L.A. Law pushed the boundaries of network television with dialogue. The writers employed their creativity to evade censors while maintaining script quality. For example, the premiere episode contains a scene with Arnie Becker and a private investigator discussing the P.I.’s photographs of Barry Graham (played by John McCook), the soon-to-be-ex-husband of Arnie’s client, Lydia Graham (played by Shannon Wilcox).
The investigator explains, Barry and his honey [a mistress] poolside, on the chaise lounge, in a sex act usually described by a two-digit number. Clever. Suggestive. Succinct.
In a subsequent scene, Arnie summarizes his philosophy of divorce law in a settlement conference with the Grahams. We’re talking about grief, Mr. Graham. Yours. Your wife’s. Your children’s. We’re talking about fairness. Mainly, Mr. Graham, we’re talking about money.
Abby Perkins (played by Michele Greene) rounds out the main cast of L.A. Law. Abby is an eager associate under Ann’s tutelage. On the home front, she deals with her alcoholic husband Jim (played by Boyd Gaines). Eventually, she divorces him.
George V. Higgins discussed the concepts explored in L.A. Law in the article Bochco’s Power of Attorney in the September 15, 1986 issue of The Wall Street Journal.
“It’s about how people practice on each other, those who are lawyers, using law; and those who aren’t lawyers, using lawyers. It’s about deceit, duplicity, corruption and death, domination, manipulations, guile and lubricity. Vulgar, sordid greed abounds, along with all the other grimy stuff that makes life so interesting.”
“Easter eggs” appear in the premiere for sharp-eyed viewers. During a party scene, Steven Bochco and his then wife Barbara Bosson have a cameo with no dialogue. Also, Hill Street Blues alumnus James B. Sikking has a moment. Bosson appeared in several of her husband’s programs, including Hooperman, Cop Rock, Murder One, and Hill Street Blues. L.A. Law was no exception. Bosson played McKenzie Brackman client newscaster Stacey Gill in the first season episodes Slum Enchanted Evening and Raiders of the Lost Bark.
In the November 16, 1987 issue of Newsweek, the article Lust for Law by Harry F. Waters with Janet Huck details the show’s influence on the legal profession. “During intermission at a Broadway play, Harry Hamlin was approached by a lawyer who praised the actor for his “brilliant summation” in a trial scene involving malpractice. “I taped it,” he went on, “and am going to use your arguments.” It wasn’t until Hamlin sat through the second act that he remembered that Kuzak [Hamlin’s character] had, in fact, lost the case in question.”
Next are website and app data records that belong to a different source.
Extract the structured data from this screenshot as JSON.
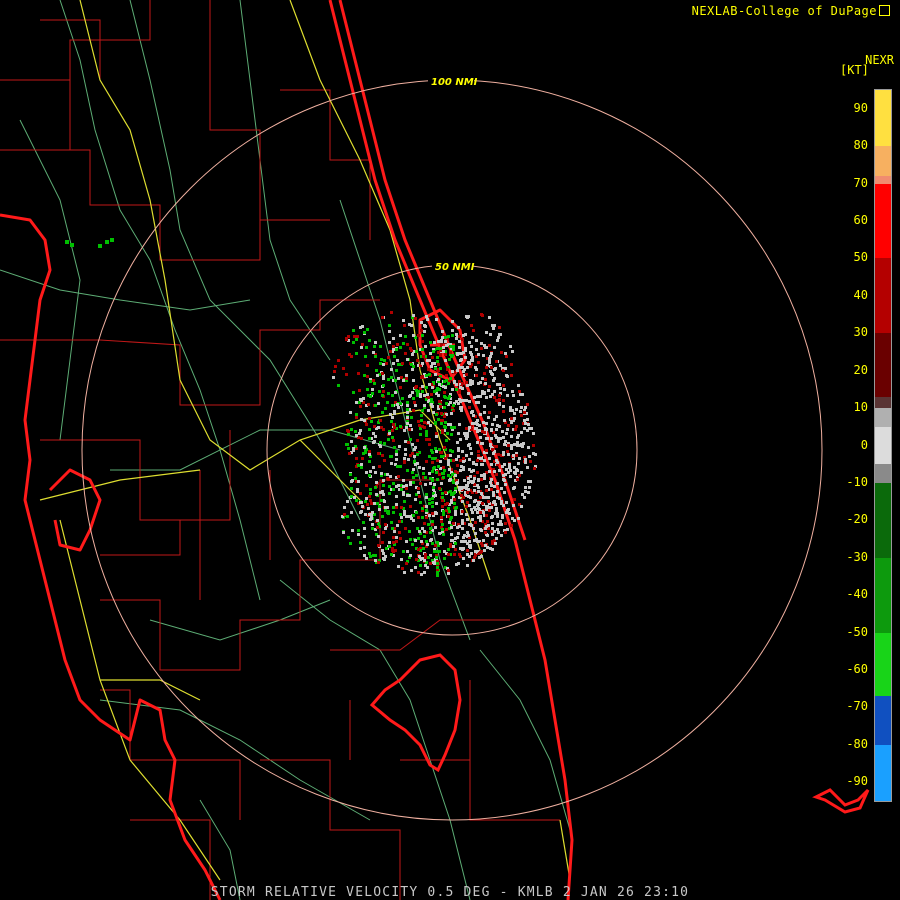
{
  "header": {
    "credit": "NEXLAB-College of DuPage",
    "product_tag": "NEXR",
    "unit": "[KT]"
  },
  "footer": {
    "caption": "STORM RELATIVE VELOCITY 0.5 DEG - KMLB 2 JAN 26 23:10"
  },
  "map": {
    "range_rings": [
      {
        "label": "100 NMI"
      },
      {
        "label": "50 NMI"
      }
    ],
    "colors": {
      "coastline": "#ff1a1a",
      "county_lines": "#c01818",
      "roads": "#dede30",
      "rivers": "#6ecc8a",
      "range_ring": "#f0b0a0",
      "inbound": "#00c000",
      "outbound": "#b00000",
      "near_zero": "#c8c8c8"
    }
  },
  "legend": {
    "ticks": [
      "90",
      "80",
      "70",
      "60",
      "50",
      "40",
      "30",
      "20",
      "10",
      "0",
      "-10",
      "-20",
      "-30",
      "-40",
      "-50",
      "-60",
      "-70",
      "-80",
      "-90"
    ],
    "bands": [
      {
        "from": 95,
        "to": 80,
        "color": "#ffe040"
      },
      {
        "from": 80,
        "to": 72,
        "color": "#f7b060"
      },
      {
        "from": 72,
        "to": 70,
        "color": "#f08c70"
      },
      {
        "from": 70,
        "to": 50,
        "color": "#ff0000"
      },
      {
        "from": 50,
        "to": 30,
        "color": "#b40000"
      },
      {
        "from": 30,
        "to": 13,
        "color": "#6a0000"
      },
      {
        "from": 13,
        "to": 10,
        "color": "#5a3434"
      },
      {
        "from": 10,
        "to": 5,
        "color": "#b0b0b0"
      },
      {
        "from": 5,
        "to": -5,
        "color": "#dcdcdc"
      },
      {
        "from": -5,
        "to": -10,
        "color": "#8a8a8a"
      },
      {
        "from": -10,
        "to": -30,
        "color": "#0b6a0b"
      },
      {
        "from": -30,
        "to": -50,
        "color": "#0d9a0d"
      },
      {
        "from": -50,
        "to": -67,
        "color": "#18d418"
      },
      {
        "from": -67,
        "to": -80,
        "color": "#1050c0"
      },
      {
        "from": -80,
        "to": -95,
        "color": "#1aa0ff"
      }
    ]
  }
}
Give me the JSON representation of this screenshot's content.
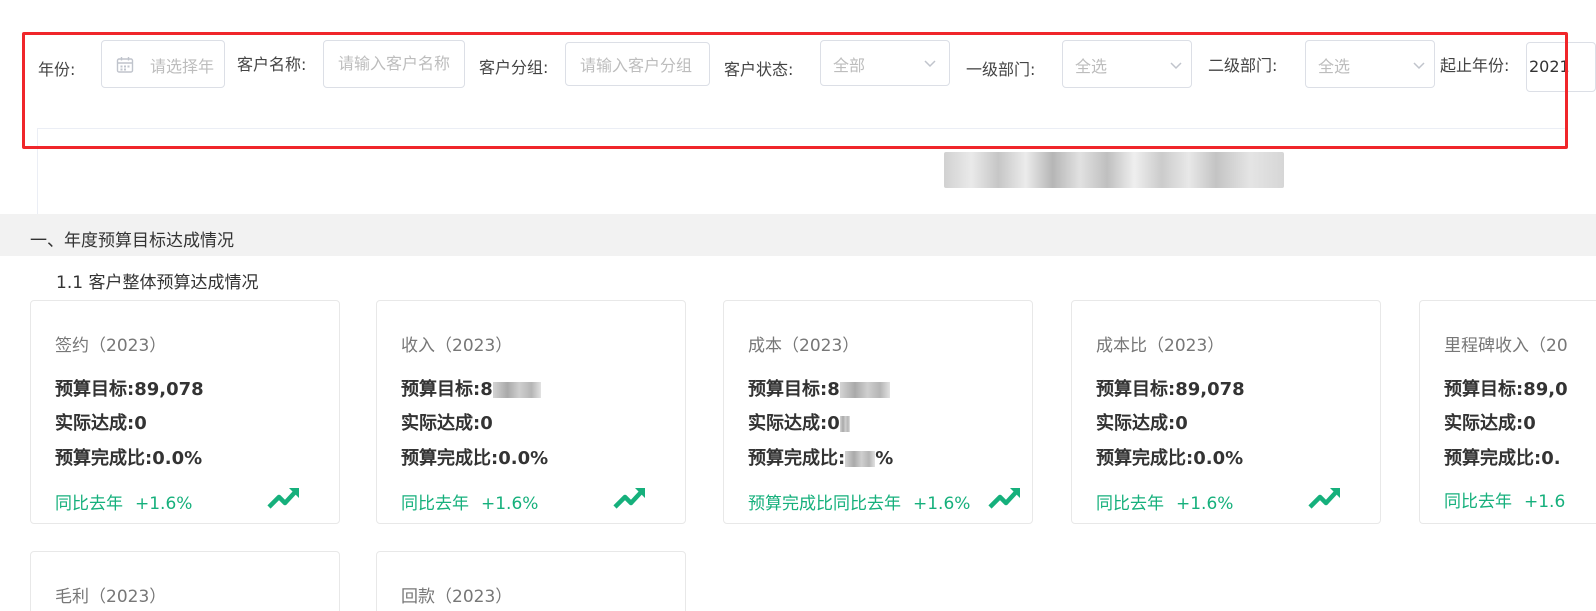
{
  "filters": {
    "year_label": "年份:",
    "year_placeholder": "请选择年",
    "customer_name_label": "客户名称:",
    "customer_name_placeholder": "请输入客户名称",
    "customer_group_label": "客户分组:",
    "customer_group_placeholder": "请输入客户分组",
    "customer_status_label": "客户状态:",
    "customer_status_value": "全部",
    "dept1_label": "一级部门:",
    "dept1_value": "全选",
    "dept2_label": "二级部门:",
    "dept2_value": "全选",
    "range_label": "起止年份:",
    "range_value": "2021"
  },
  "section": {
    "title": "一、年度预算目标达成情况",
    "subtitle": "1.1 客户整体预算达成情况"
  },
  "labels": {
    "budget_target": "预算目标:",
    "actual": "实际达成:",
    "completion": "预算完成比:"
  },
  "cards": [
    {
      "title": "签约（2023）",
      "budget": "89,078",
      "actual": "0",
      "completion": "0.0%",
      "trend_label": "同比去年",
      "trend_value": "+1.6%"
    },
    {
      "title": "收入（2023）",
      "budget": "8",
      "actual": "0",
      "completion": "0.0%",
      "trend_label": "同比去年",
      "trend_value": "+1.6%"
    },
    {
      "title": "成本（2023）",
      "budget": "8",
      "actual": "0",
      "completion": "%",
      "trend_label": "预算完成比同比去年",
      "trend_value": "+1.6%"
    },
    {
      "title": "成本比（2023）",
      "budget": "89,078",
      "actual": "0",
      "completion": "0.0%",
      "trend_label": "同比去年",
      "trend_value": "+1.6%"
    },
    {
      "title": "里程碑收入（20",
      "budget": "89,0",
      "actual": "0",
      "completion": "0.",
      "trend_label": "同比去年",
      "trend_value": "+1.6"
    },
    {
      "title": "毛利（2023）"
    },
    {
      "title": "回款（2023）"
    }
  ],
  "colors": {
    "highlight": "#f0262a",
    "trend_green": "#16b07c"
  },
  "icons": {
    "calendar": "calendar-icon",
    "chevron": "chevron-down-icon",
    "trend": "trend-up-icon"
  }
}
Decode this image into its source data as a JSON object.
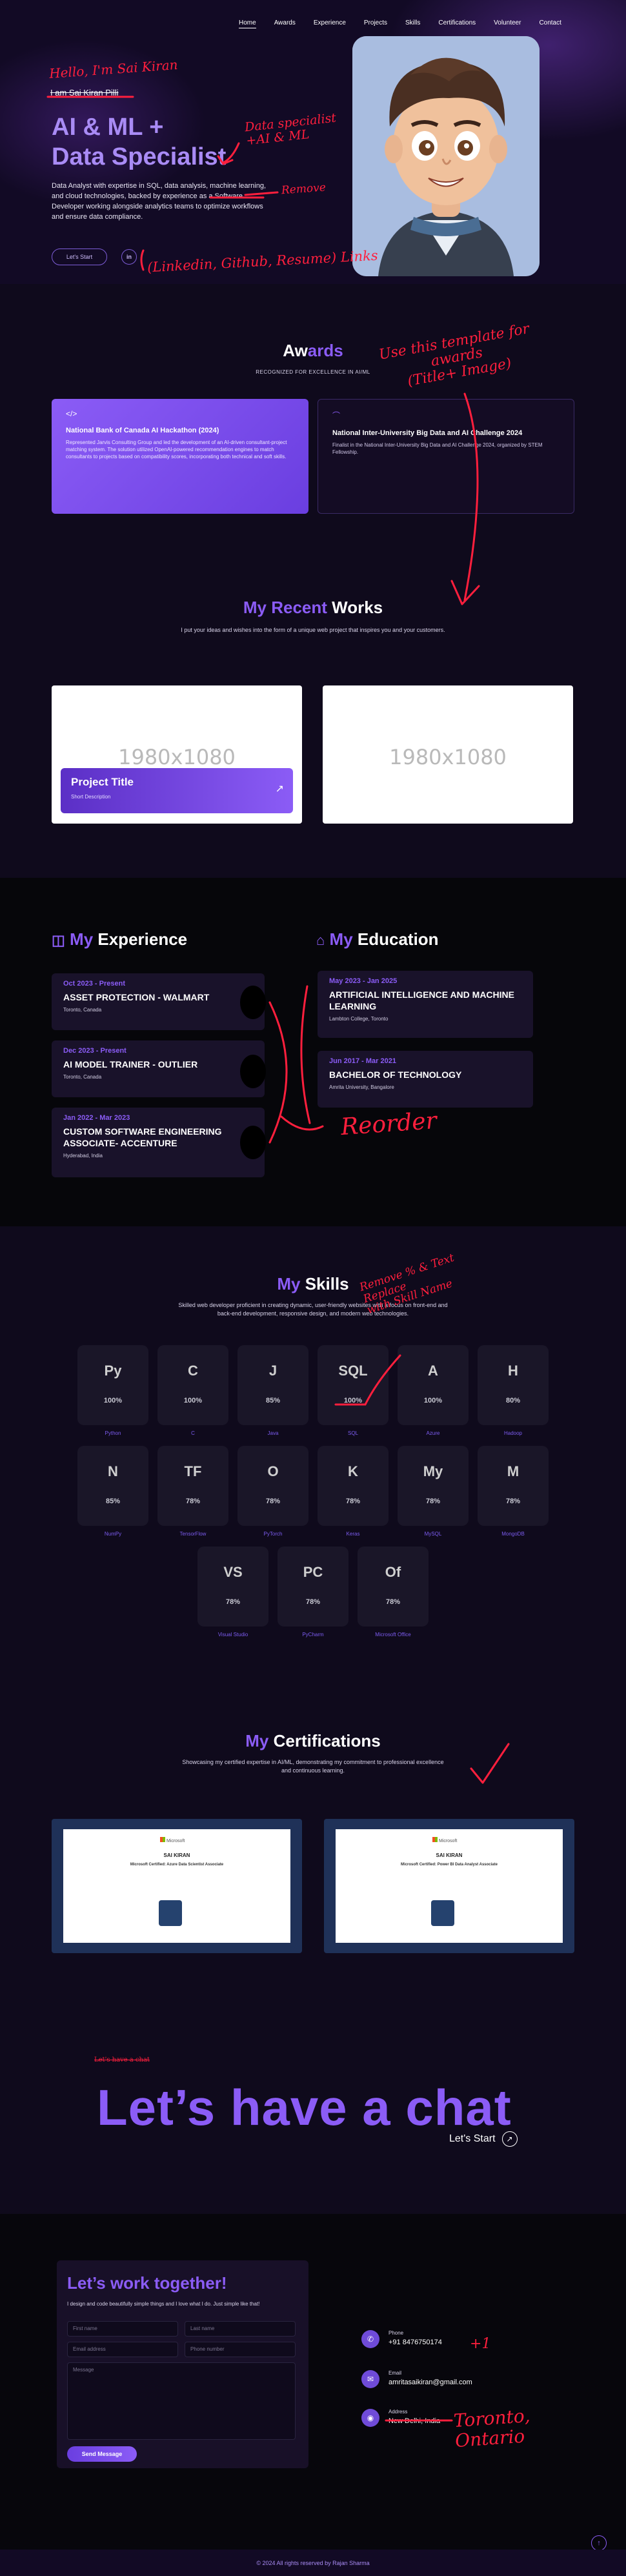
{
  "nav": [
    "Home",
    "Awards",
    "Experience",
    "Projects",
    "Skills",
    "Certifications",
    "Volunteer",
    "Contact"
  ],
  "hero": {
    "greeting": "I am Sai Kiran Pilli",
    "title_line1": "AI & ML +",
    "title_line2": "Data Specialist",
    "description": "Data Analyst with expertise in SQL, data analysis, machine learning, and cloud technologies, backed by experience as a Software Developer working alongside analytics teams to optimize workflows and ensure data compliance.",
    "cta": "Let's Start",
    "linkedin": "in"
  },
  "annotations": {
    "hello": "Hello, I'm Sai Kiran",
    "data_specialist": "Data specialist\n+AI & ML",
    "remove": "Remove",
    "links": "(Linkedin, Github, Resume) Links",
    "template_awards": "Use this template for\nawards\n(Title+ Image)",
    "reorder": "Reorder",
    "skills_note": "Remove % & Text\nReplace\nwith Skill Name",
    "toronto": "Toronto,\nOntario",
    "plus1": "+1"
  },
  "awards": {
    "title_white": "Aw",
    "title_purple": "ards",
    "subtitle": "RECOGNIZED FOR EXCELLENCE IN AI/ML",
    "items": [
      {
        "title": "National Bank of Canada AI Hackathon (2024)",
        "desc": "Represented Jarvis Consulting Group and led the development of an AI-driven consultant-project matching system. The solution utilized OpenAI-powered recommendation engines to match consultants to projects based on compatibility scores, incorporating both technical and soft skills."
      },
      {
        "title": "National Inter-University Big Data and AI Challenge 2024",
        "desc": "Finalist in the National Inter-University Big Data and AI Challenge 2024, organized by STEM Fellowship."
      }
    ]
  },
  "works": {
    "title_purple": "My Recent",
    "title_white": " Works",
    "subtitle": "I put your ideas and wishes into the form of a unique web project that inspires you and your customers.",
    "placeholder": "1980x1080",
    "project_title": "Project Title",
    "project_desc": "Short Description"
  },
  "experience": {
    "title_purple": "My",
    "title_white": " Experience",
    "items": [
      {
        "date": "Oct 2023 - Present",
        "role": "ASSET PROTECTION - WALMART",
        "org": "Toronto, Canada"
      },
      {
        "date": "Dec 2023 - Present",
        "role": "AI MODEL TRAINER - OUTLIER",
        "org": "Toronto, Canada"
      },
      {
        "date": "Jan 2022 - Mar 2023",
        "role": "CUSTOM SOFTWARE ENGINEERING ASSOCIATE- ACCENTURE",
        "org": "Hyderabad, India"
      }
    ]
  },
  "education": {
    "title_purple": "My",
    "title_white": " Education",
    "items": [
      {
        "date": "May 2023 - Jan 2025",
        "role": "ARTIFICIAL INTELLIGENCE AND MACHINE LEARNING",
        "org": "Lambton College, Toronto"
      },
      {
        "date": "Jun 2017 - Mar 2021",
        "role": "BACHELOR OF TECHNOLOGY",
        "org": "Amrita University, Bangalore"
      }
    ]
  },
  "skills": {
    "title_purple": "My",
    "title_white": " Skills",
    "subtitle": "Skilled web developer proficient in creating dynamic, user-friendly websites with a focus on front-end and back-end development, responsive design, and modern web technologies.",
    "items": [
      {
        "name": "Python",
        "pct": "100%",
        "icon": "Py"
      },
      {
        "name": "C",
        "pct": "100%",
        "icon": "C"
      },
      {
        "name": "Java",
        "pct": "85%",
        "icon": "J"
      },
      {
        "name": "SQL",
        "pct": "100%",
        "icon": "SQL"
      },
      {
        "name": "Azure",
        "pct": "100%",
        "icon": "A"
      },
      {
        "name": "Hadoop",
        "pct": "80%",
        "icon": "H"
      },
      {
        "name": "NumPy",
        "pct": "85%",
        "icon": "N"
      },
      {
        "name": "TensorFlow",
        "pct": "78%",
        "icon": "TF"
      },
      {
        "name": "PyTorch",
        "pct": "78%",
        "icon": "O"
      },
      {
        "name": "Keras",
        "pct": "78%",
        "icon": "K"
      },
      {
        "name": "MySQL",
        "pct": "78%",
        "icon": "My"
      },
      {
        "name": "MongoDB",
        "pct": "78%",
        "icon": "M"
      },
      {
        "name": "Visual Studio",
        "pct": "78%",
        "icon": "VS"
      },
      {
        "name": "PyCharm",
        "pct": "78%",
        "icon": "PC"
      },
      {
        "name": "Microsoft Office",
        "pct": "78%",
        "icon": "Of"
      }
    ]
  },
  "certifications": {
    "title_purple": "My",
    "title_white": " Certifications",
    "subtitle": "Showcasing my certified expertise in AI/ML, demonstrating my commitment to professional excellence and continuous learning.",
    "cert1": "Microsoft Certified: Azure Data Scientist Associate",
    "cert2": "Microsoft Certified: Power BI Data Analyst Associate",
    "name": "SAI KIRAN"
  },
  "chat": {
    "heading": "Let’s have a chat",
    "cta": "Let's Start",
    "strike_note": "Let's have a chat"
  },
  "contact": {
    "title": "Let’s work together!",
    "subtitle": "I design and code beautifully simple things and I love what I do. Just simple like that!",
    "fields": {
      "first": "First name",
      "last": "Last name",
      "email": "Email address",
      "phone": "Phone number",
      "message": "Message"
    },
    "send": "Send Message",
    "phone_label": "Phone",
    "phone_value": "+91 8476750174",
    "email_label": "Email",
    "email_value": "amritasaikiran@gmail.com",
    "address_label": "Address",
    "address_value": "New Delhi, India"
  },
  "footer": "© 2024 All rights reserved by Rajan Sharma"
}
Further, L.A. Law impacted legal education, stimulating law school applications to record rates. In the June 1989 edition of the ABA Journal, Charles Edward-Anderson notes the rise. In his article Lawyering Boom, Anderson states that admission applications for the Fall ’87 semester reached an all-time high. He quotes Northwestern University Law School Dean Robert Bennett: “I think law schools owe a great debt to L.A. Law and other media productions that glamorize the legal profession. That and news reports of attorneys drawing record-breaking salaries are magnetizing students to law-school doors in overwhelming numbers.”
Humor distinguished L.A. Law, quickly becoming a hallmark for the show in its formative phase. In the first season episode Simian Enchanted Evening, Kuzak interrupts the civil wedding ceremony of Grace Van Owen (played by Susan Dey) to declare his feelings for her while wearing a gorilla suit. His ploy works. Van Owen leaves her groom at the altar. Eventually, though, Grace falls from Kuzak’s clutches into the arms of Victor Sifuentes. This relationship culminates in the sixth season episode Say Goodnight, Gracie. Van Owen and Sifuentes move to New York City.
Perhaps the L.A. Law writers were prescient. In the 1990s, Both Dey and Smits went to shows using New York City as the setting. Dey starred as Wally Porter in the first season of Love and War and Smits played Detective Bobby Simone on NYPD Blue.